TASK BRIEF —
Which lines in the data below contain the string "colors"? Show each one.

Data records for software interfaces:

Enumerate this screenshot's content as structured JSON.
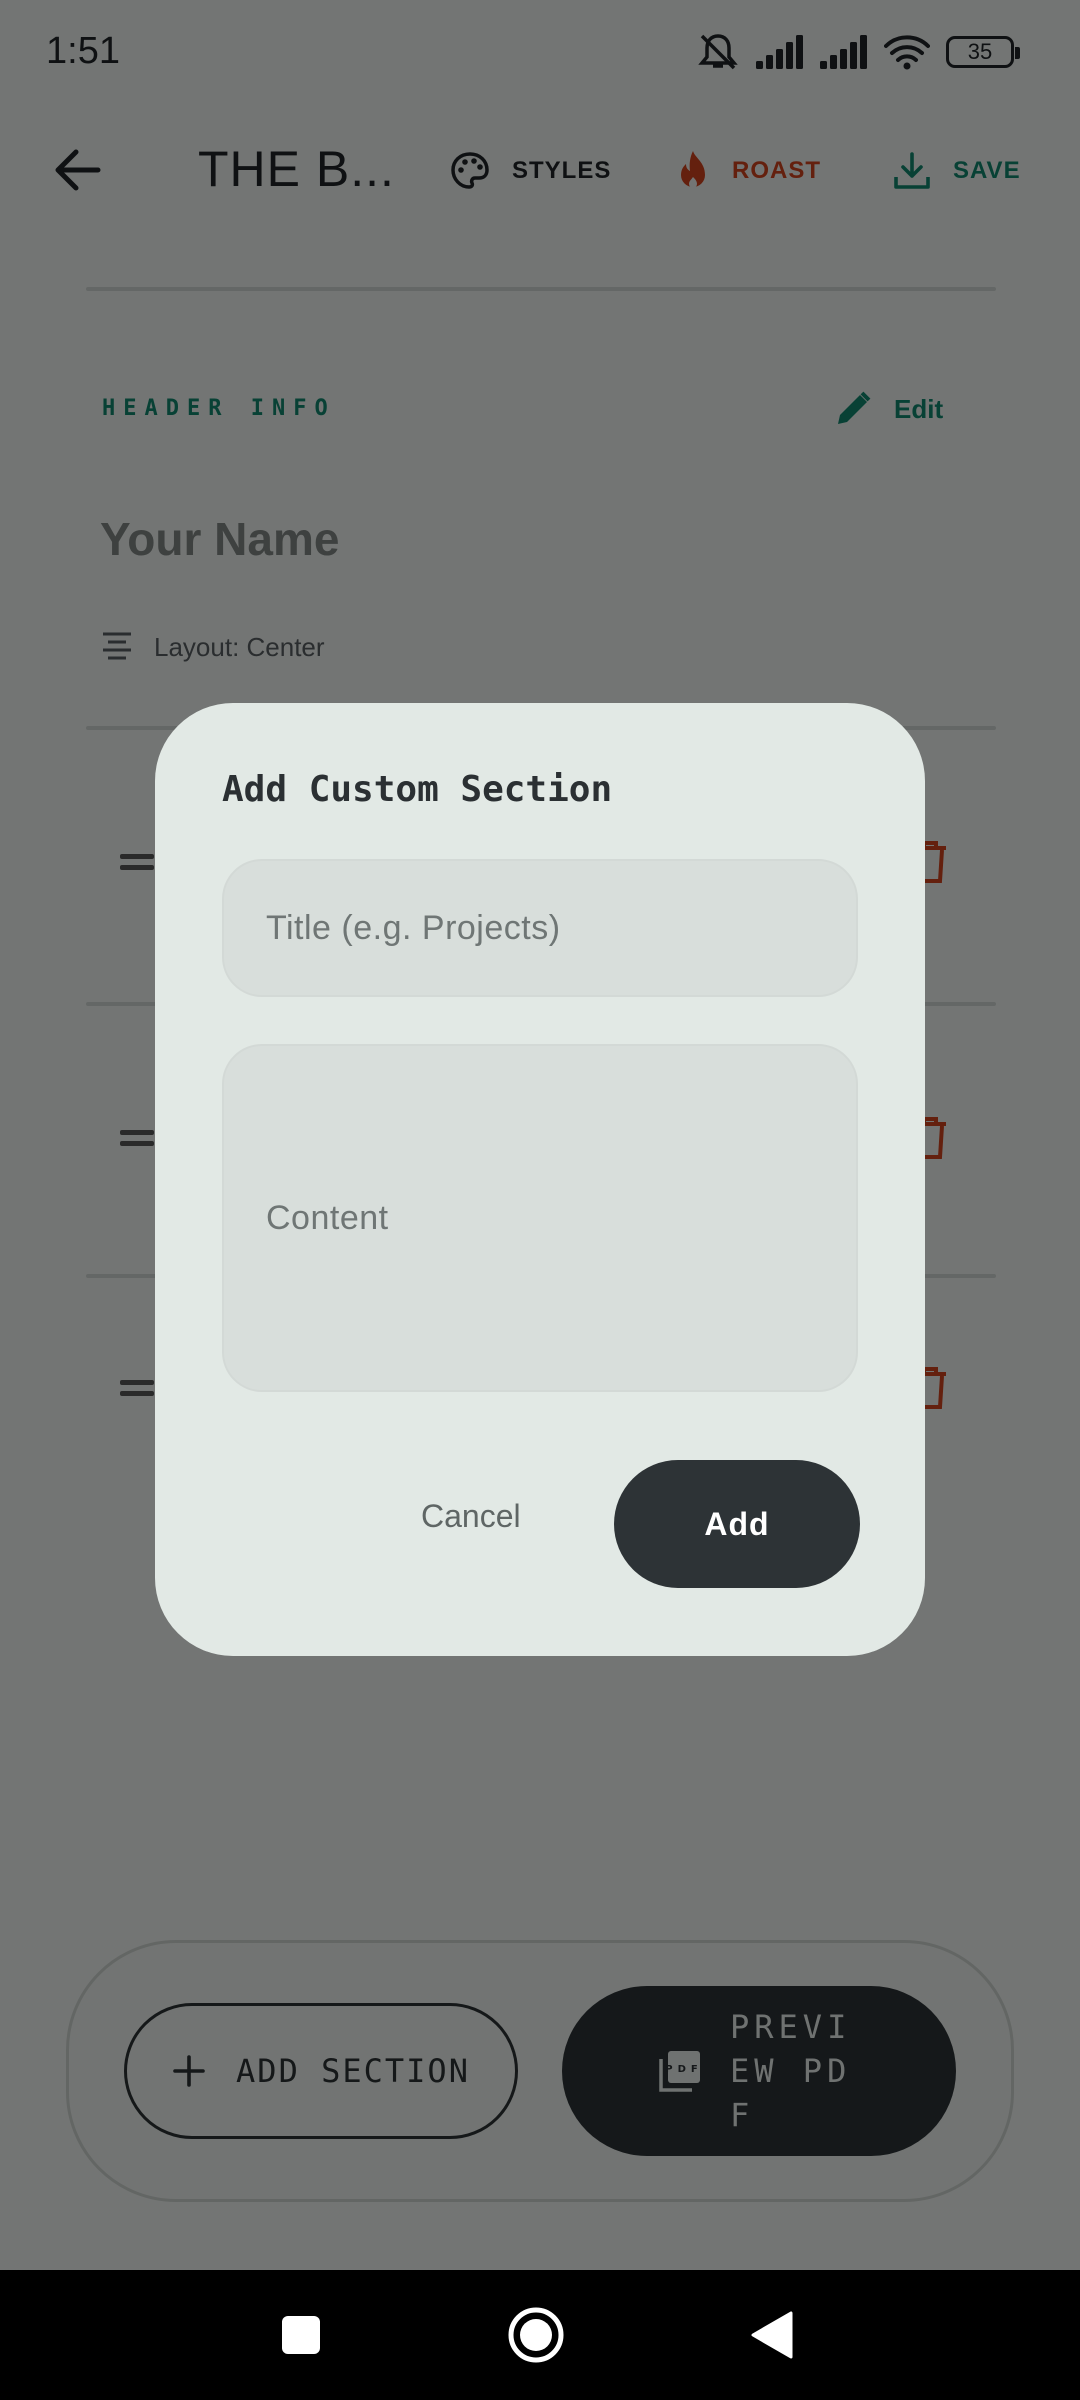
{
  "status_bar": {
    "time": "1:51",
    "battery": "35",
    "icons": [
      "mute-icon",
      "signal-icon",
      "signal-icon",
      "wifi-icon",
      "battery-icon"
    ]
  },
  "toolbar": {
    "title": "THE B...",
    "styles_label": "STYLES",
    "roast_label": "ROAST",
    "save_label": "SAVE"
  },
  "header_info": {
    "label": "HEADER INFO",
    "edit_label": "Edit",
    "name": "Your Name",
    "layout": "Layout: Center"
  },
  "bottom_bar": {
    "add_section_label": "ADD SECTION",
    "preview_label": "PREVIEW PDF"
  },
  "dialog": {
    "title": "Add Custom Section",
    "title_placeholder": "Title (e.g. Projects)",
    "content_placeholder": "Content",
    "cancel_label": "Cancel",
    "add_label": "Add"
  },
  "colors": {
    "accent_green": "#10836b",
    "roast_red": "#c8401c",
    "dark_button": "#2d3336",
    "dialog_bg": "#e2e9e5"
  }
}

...

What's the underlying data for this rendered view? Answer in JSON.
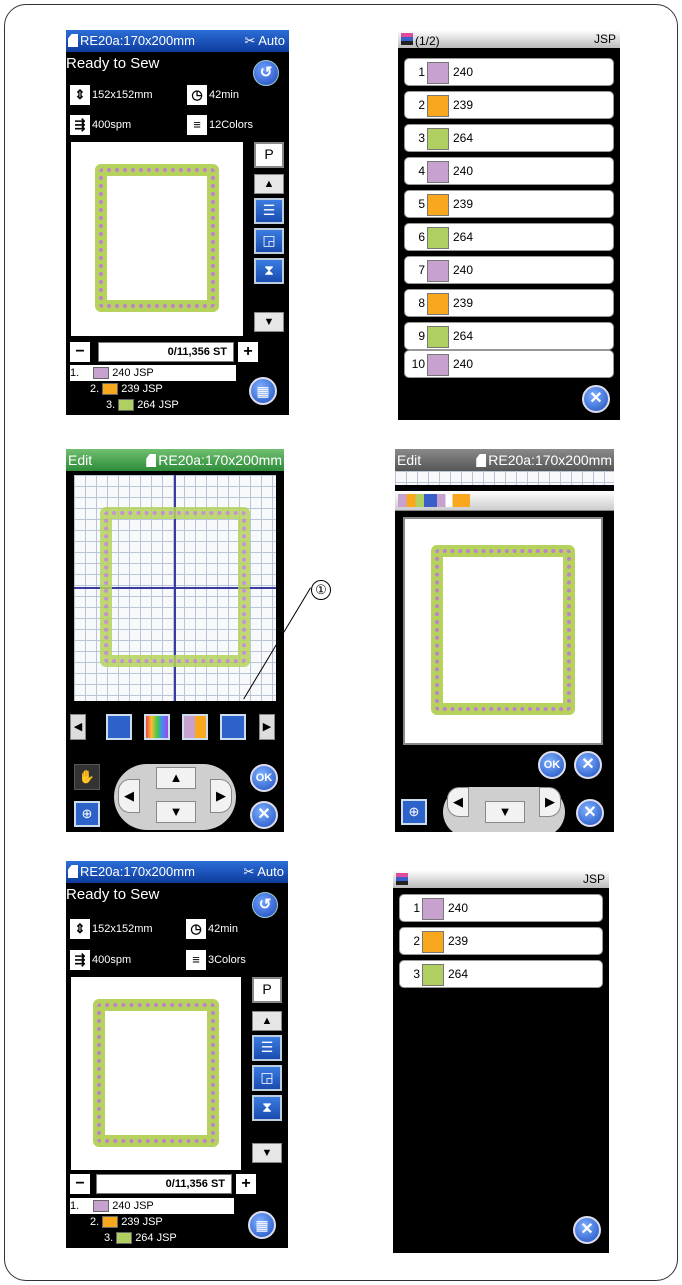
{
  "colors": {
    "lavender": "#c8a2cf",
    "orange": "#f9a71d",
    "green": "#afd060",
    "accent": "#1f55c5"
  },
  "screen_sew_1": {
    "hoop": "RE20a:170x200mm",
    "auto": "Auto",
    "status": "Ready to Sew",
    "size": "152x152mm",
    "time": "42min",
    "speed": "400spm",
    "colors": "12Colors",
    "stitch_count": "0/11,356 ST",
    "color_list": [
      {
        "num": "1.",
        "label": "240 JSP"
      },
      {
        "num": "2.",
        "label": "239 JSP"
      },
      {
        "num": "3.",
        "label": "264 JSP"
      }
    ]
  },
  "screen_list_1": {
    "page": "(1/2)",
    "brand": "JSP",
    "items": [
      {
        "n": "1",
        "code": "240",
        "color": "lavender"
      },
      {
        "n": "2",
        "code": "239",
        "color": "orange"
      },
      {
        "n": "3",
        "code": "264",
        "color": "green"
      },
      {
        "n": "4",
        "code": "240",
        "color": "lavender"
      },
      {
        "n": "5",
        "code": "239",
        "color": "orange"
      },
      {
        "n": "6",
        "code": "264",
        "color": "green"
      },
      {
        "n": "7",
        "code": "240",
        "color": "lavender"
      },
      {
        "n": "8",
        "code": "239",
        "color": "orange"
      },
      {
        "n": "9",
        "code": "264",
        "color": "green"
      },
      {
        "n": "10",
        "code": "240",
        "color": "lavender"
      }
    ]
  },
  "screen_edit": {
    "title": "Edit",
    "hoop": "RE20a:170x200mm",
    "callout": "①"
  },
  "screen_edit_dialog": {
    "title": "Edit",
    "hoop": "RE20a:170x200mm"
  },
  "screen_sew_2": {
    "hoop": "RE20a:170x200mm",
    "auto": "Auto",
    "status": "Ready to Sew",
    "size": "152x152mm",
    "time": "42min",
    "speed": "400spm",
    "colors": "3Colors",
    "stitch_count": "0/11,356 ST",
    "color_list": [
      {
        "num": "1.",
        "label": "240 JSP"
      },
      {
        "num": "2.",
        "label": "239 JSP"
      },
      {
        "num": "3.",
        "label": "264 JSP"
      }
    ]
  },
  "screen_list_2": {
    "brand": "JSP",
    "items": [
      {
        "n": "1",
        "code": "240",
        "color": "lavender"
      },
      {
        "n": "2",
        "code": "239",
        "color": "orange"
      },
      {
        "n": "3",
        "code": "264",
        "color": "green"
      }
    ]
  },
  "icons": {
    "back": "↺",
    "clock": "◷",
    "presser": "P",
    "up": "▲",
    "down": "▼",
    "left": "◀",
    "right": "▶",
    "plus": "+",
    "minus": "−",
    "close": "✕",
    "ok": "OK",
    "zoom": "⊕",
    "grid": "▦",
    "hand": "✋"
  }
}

ANSWER SECTION —
  "colors": {
  "colors": {
    "colors": "12Colors",
    "colors": "3Colors",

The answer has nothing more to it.